● **Records for this exercise**
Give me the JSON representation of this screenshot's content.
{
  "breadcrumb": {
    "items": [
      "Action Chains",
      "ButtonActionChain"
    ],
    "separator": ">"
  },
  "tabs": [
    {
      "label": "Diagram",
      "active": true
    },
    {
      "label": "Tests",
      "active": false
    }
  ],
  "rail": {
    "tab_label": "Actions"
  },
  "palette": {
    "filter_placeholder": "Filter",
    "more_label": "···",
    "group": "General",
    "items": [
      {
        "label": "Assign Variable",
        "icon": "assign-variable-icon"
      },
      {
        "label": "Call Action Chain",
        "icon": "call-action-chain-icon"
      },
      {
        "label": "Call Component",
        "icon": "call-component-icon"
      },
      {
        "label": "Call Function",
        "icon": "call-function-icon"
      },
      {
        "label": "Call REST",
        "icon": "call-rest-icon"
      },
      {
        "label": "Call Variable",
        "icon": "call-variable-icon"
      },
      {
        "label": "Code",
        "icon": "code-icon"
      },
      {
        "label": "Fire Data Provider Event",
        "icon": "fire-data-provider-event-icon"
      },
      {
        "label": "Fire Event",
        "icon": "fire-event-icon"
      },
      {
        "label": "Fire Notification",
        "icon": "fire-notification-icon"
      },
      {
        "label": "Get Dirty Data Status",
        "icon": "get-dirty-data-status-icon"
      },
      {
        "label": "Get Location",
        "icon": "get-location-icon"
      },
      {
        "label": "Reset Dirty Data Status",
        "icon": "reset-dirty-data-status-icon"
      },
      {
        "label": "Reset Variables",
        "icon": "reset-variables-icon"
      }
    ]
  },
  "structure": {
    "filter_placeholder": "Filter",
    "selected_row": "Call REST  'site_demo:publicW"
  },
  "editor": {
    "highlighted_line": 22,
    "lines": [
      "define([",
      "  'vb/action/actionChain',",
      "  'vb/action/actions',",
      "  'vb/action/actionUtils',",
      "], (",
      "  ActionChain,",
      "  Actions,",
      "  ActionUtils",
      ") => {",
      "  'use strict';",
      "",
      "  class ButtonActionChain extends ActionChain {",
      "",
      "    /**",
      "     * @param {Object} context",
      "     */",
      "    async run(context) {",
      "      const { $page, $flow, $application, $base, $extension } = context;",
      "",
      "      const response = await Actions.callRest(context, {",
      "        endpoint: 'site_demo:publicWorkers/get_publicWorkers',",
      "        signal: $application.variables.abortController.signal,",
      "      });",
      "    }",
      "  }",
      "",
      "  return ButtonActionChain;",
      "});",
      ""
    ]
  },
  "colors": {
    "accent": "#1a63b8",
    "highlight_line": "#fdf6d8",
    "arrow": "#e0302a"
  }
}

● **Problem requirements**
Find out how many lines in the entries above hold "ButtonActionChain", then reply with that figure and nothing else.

● **Written answer**
3